Le Creuset Griddle - does it need to be seasoned?
I just received a Creuset cast-iron griddle as a gift. My question is... does it need to be pre-seasoned? The box it came in didn't have any instructions from the manufacturer. It doesn't look like typical cast iron, I'm assuming it may have some kind of coating but I really don't know.
If anyone out ther has one, did you season before using? If not, do you wish you had? And, if it doesn't have to be seasoned like typical cast-iron, how should I go about cleaning it?
Oh, and a bonus question... the Le Creuset Dutch Oven DID come with instructions from the manufacturer. They specifically said to NOT heat the Oven without oil or fat in it first. I always thought you were supposed to pre-heat the pot, then add oil. When I look on the Creuset website it says to do just that.... so, which one is right?
Thanks for any/all help!
I used the griddle for the first time this past weekend and it was just fanstic, but painful to clean.

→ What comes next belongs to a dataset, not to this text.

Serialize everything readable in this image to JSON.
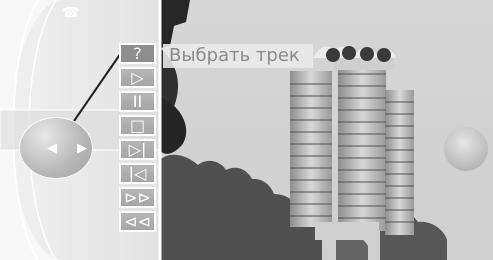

On Saturday I cooked pancakes which this baby was just made for. They cooked quickly, evenly and came out great. I was able to fit 6 full sized flapjacks on the griddle at the same time and cook up a batch in just a few minutes. This is perfect for cooking a big breakfast for a number of people. The cleanup wasn't too bad, but a few of the pancakes left black spots on the griddle that wouldn't come off with soap and water. No big deal, they're just dark marks and they don't have a texture or smell.

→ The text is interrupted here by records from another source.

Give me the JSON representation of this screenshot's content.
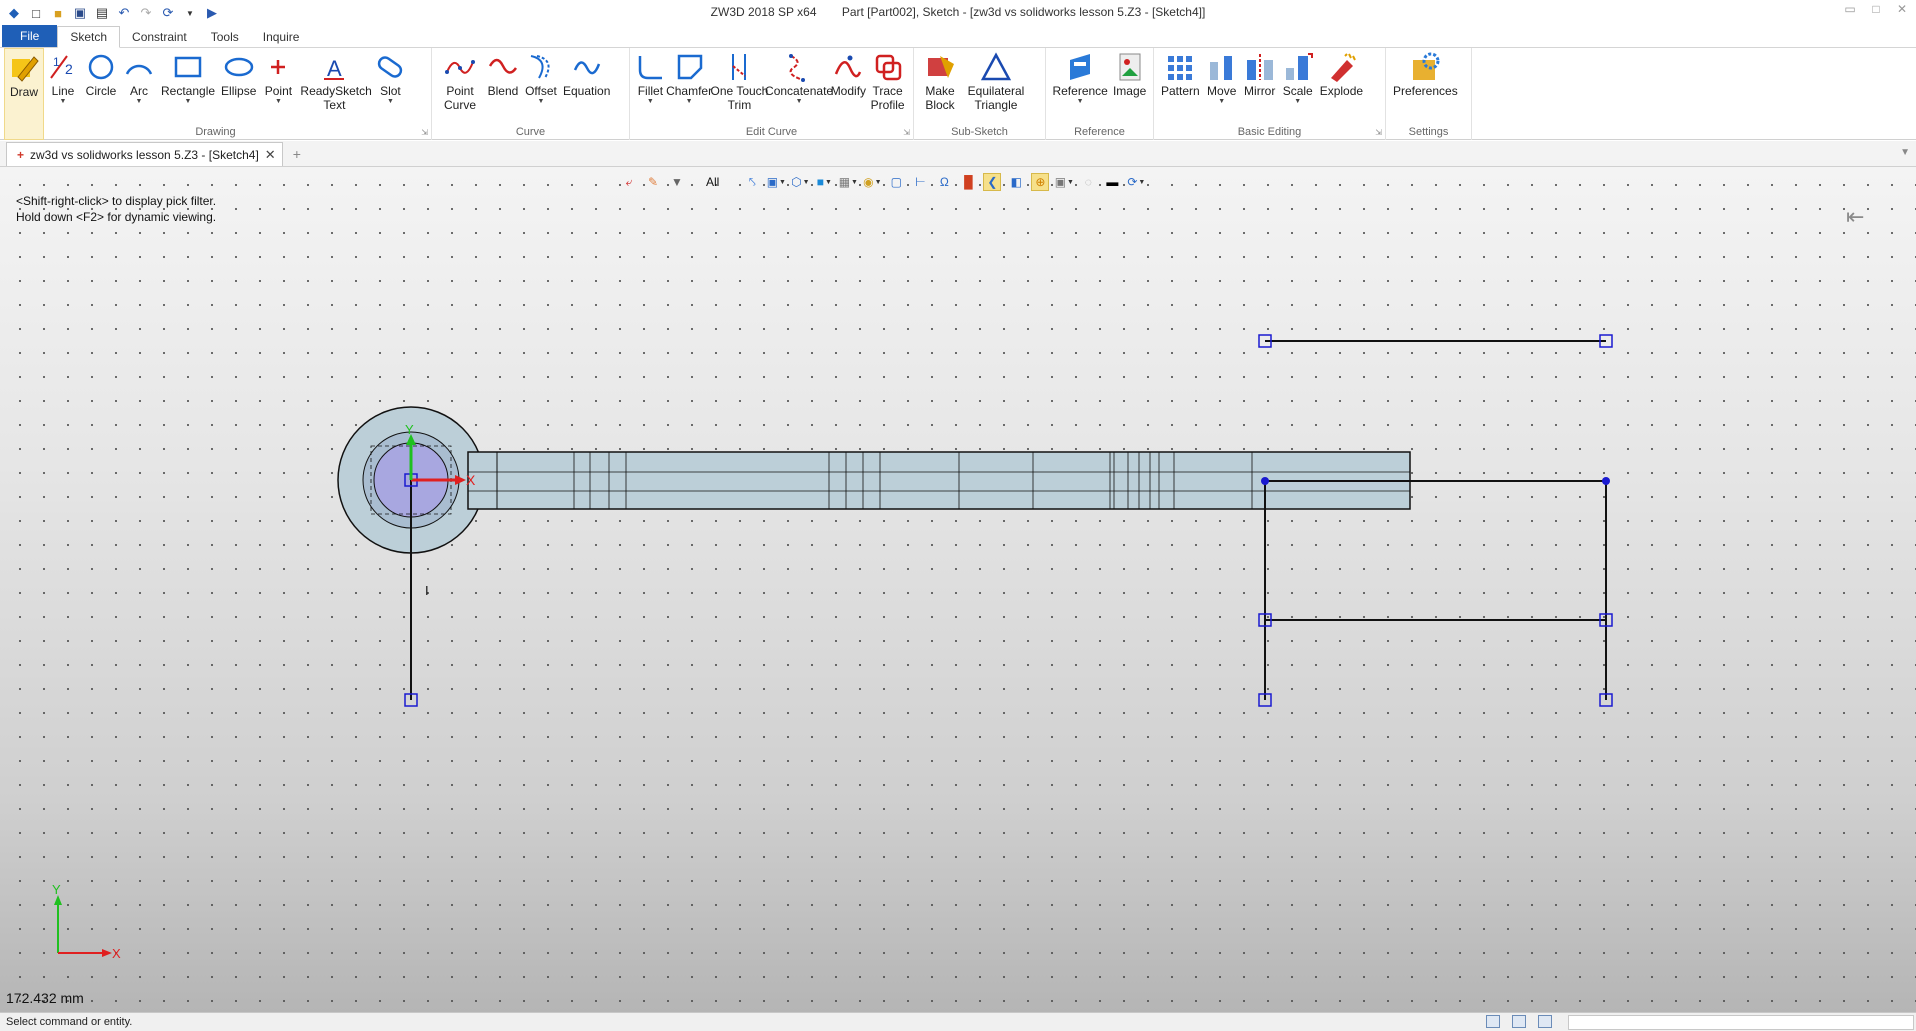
{
  "window": {
    "app_title": "ZW3D 2018 SP x64",
    "doc_title": "Part [Part002],  Sketch - [zw3d vs solidworks lesson 5.Z3 - [Sketch4]]"
  },
  "menu_tabs": [
    "File",
    "Sketch",
    "Constraint",
    "Tools",
    "Inquire"
  ],
  "active_tab": "Sketch",
  "ribbon": {
    "drawing": {
      "label": "Drawing",
      "buttons": [
        "Draw",
        "Line",
        "Circle",
        "Arc",
        "Rectangle",
        "Ellipse",
        "Point",
        "ReadySketch Text",
        "Slot"
      ]
    },
    "curve": {
      "label": "Curve",
      "buttons": [
        "Point Curve",
        "Blend",
        "Offset",
        "Equation"
      ]
    },
    "edit_curve": {
      "label": "Edit Curve",
      "buttons": [
        "Fillet",
        "Chamfer",
        "One Touch Trim",
        "Concatenate",
        "Modify",
        "Trace Profile"
      ]
    },
    "sub_sketch": {
      "label": "Sub-Sketch",
      "buttons": [
        "Make Block",
        "Equilateral Triangle"
      ]
    },
    "reference": {
      "label": "Reference",
      "buttons": [
        "Reference",
        "Image"
      ]
    },
    "basic_editing": {
      "label": "Basic Editing",
      "buttons": [
        "Pattern",
        "Move",
        "Mirror",
        "Scale",
        "Explode"
      ]
    },
    "settings": {
      "label": "Settings",
      "buttons": [
        "Preferences"
      ]
    }
  },
  "doc_tab": "zw3d vs solidworks lesson 5.Z3 - [Sketch4]",
  "viewport": {
    "filter": "All",
    "hint_line1": "<Shift-right-click> to display pick filter.",
    "hint_line2": "Hold down <F2> for dynamic viewing.",
    "axis_x": "X",
    "axis_y": "Y",
    "scale_readout": "172.432 mm"
  },
  "status": {
    "message": "Select command or entity."
  },
  "colors": {
    "file_tab": "#1f5fb7",
    "grid_dot": "#4a4a4a",
    "part_fill": "#bccfd8",
    "axis_x": "#e02020",
    "axis_y": "#20c020",
    "handle": "#1a1ad0"
  }
}
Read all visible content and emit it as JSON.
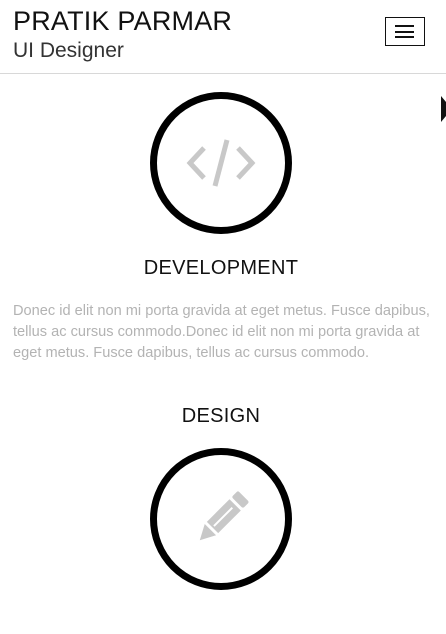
{
  "header": {
    "name": "PRATIK PARMAR",
    "role": "UI Designer",
    "menu_icon": "hamburger-menu-icon"
  },
  "sections": [
    {
      "icon": "code-icon",
      "title": "DEVELOPMENT",
      "text": "Donec id elit non mi porta gravida at eget metus. Fusce dapibus, tellus ac cursus commodo.Donec id elit non mi porta gravida at eget metus. Fusce dapibus, tellus ac cursus commodo."
    },
    {
      "icon": "pencil-icon",
      "title": "DESIGN"
    }
  ],
  "colors": {
    "text_dark": "#111111",
    "text_muted": "#b3b3b3",
    "icon_gray": "#c8c8c8",
    "circle_border": "#000000"
  }
}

On Sunday I grilled shrimp on the grill side of the pan. Again, it heated very evenly and allowed me to cook a large batch of shrimp with very little oil (As opposed to stir frying or cooking in a pan with oil). This time the clean-up was difficult. In addition to a few black spots, a light brown, very thin "crust formed in some of the grooves of the pan. If I scratched it with my finger I could get some of it off, but soap and water would not remove it. I know the pan is supposed to form a patina, and I believe this is what is happening, but if you put your nose right up to the grill, it leaves a smell. I don't think it'll be too harmful to the food, but time will tell.

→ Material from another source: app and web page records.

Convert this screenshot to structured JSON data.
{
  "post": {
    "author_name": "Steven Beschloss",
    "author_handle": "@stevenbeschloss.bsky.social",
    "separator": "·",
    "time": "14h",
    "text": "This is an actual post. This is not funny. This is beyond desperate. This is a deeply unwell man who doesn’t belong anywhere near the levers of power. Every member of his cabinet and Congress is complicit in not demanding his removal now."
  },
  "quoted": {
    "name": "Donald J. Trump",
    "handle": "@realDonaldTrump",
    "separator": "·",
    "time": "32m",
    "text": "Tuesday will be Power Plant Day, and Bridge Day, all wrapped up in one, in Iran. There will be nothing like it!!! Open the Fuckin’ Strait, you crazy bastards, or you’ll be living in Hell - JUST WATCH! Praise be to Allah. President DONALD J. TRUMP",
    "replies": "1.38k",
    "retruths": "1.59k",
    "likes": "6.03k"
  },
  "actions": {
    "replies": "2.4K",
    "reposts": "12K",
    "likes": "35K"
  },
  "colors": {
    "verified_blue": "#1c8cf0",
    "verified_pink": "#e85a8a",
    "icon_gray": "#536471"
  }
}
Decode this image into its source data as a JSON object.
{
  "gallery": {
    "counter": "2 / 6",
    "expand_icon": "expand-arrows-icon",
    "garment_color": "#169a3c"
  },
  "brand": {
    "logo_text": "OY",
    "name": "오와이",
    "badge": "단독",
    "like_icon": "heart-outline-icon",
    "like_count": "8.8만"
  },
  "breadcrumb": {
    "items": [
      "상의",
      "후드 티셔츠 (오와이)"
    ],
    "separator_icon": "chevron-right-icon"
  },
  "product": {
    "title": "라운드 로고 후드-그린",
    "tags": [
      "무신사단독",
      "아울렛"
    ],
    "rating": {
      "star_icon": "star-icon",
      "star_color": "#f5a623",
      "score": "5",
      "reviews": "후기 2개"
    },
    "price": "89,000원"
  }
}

Overall the griddle performed wonderfully, I just hope the patina isn't a detriment.
I have a Le Creuset Griddle pan and was told by the sales rep to my store that it is indeed enamelled but with black enamel. No seasoning required but it does require the same care as the regular enamel.
To clean the griddle I use just warm soapy water with a special scratchy sponge made for non stick surfaces because it is very gentle.
My Creuset instructions say to heat before adding oil.I have always done that and have had no problems.
Thanks applejuice! Would you happen to have the name brand or the special scratchy sponge? Seeing as these presents are wedding gifts I'd like to take extra-special care of them. It'd be very cool to keep these pieces in good shape for my lifetime... maybe hand them down to kids/grandkids :)
I think they are made R.S.V.P Endurance. They are called Non-stick scrubber. You can get them at Amazon.com but I got mine from the kitchen store down the street.
Enjoy your Creuset. I love mine so much if I pass them down to the grandkids I would probably have to buy new ones unless I just put them in the will :)
Basically I think that the formula of their 'iron' incorporates something that makes even the "uncoated grill pans" more rust resistant than typical cast iron. Of course enamel coating makes the outside of the pan less maintenance intensive. Despite the fact that the enamel is fired at very high temperature I think the cautions against heating the pan empty are to prevent damage due to thermal shock of putting cold food into a hot pan. Similarly that is why they warn against EVER using high heat even with the grill/griddle pans.